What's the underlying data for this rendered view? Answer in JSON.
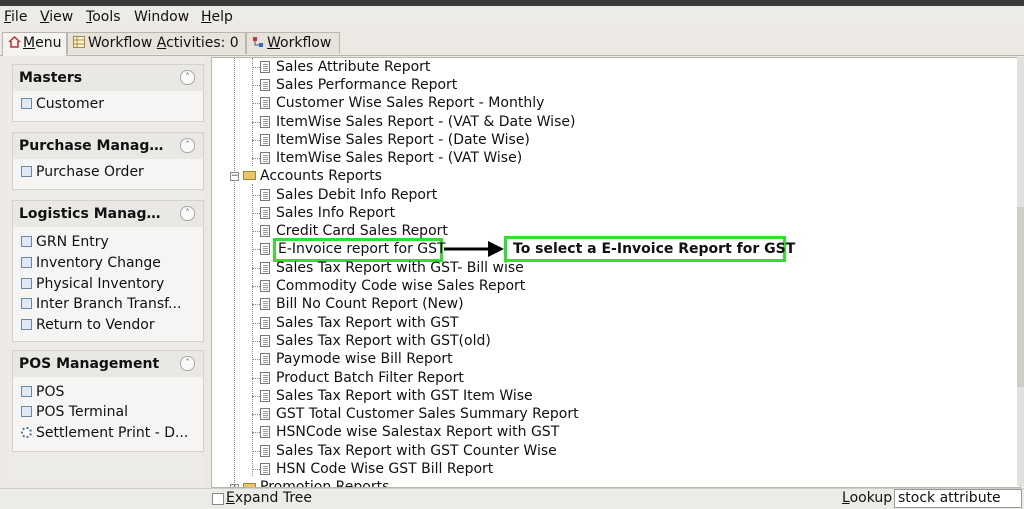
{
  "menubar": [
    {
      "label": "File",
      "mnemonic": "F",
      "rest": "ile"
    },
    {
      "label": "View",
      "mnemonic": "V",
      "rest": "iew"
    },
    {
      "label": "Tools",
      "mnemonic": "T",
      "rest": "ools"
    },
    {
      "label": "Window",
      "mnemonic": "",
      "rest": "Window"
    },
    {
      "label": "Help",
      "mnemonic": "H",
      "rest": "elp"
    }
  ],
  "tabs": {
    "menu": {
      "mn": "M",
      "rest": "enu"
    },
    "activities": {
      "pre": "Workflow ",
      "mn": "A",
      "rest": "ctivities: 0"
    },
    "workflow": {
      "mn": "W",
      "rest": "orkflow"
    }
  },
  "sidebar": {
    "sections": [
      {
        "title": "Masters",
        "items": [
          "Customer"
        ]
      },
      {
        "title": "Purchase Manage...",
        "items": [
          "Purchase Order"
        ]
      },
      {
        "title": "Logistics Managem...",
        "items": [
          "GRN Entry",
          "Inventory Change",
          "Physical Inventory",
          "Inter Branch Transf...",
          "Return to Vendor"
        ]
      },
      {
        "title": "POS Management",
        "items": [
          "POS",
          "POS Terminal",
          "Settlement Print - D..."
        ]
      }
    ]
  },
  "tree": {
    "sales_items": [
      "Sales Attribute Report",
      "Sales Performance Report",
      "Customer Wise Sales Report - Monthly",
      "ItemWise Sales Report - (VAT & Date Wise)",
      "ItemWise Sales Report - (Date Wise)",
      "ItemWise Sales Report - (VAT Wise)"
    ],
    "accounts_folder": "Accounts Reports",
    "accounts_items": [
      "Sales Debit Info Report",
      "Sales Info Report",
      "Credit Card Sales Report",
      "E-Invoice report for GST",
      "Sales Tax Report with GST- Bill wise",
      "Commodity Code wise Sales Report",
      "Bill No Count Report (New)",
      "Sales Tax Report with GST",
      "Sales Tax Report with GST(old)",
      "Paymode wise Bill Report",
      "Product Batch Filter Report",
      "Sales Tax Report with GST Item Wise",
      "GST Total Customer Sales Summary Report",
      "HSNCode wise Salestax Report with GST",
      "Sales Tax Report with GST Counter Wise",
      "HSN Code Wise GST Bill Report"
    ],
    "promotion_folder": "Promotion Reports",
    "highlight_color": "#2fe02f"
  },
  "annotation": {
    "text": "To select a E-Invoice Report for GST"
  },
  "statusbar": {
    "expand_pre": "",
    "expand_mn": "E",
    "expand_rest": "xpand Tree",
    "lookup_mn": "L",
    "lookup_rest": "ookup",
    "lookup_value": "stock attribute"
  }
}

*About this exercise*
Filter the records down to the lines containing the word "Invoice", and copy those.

*Answer box*
      "E-Invoice report for GST",
    "text": "To select a E-Invoice Report for GST"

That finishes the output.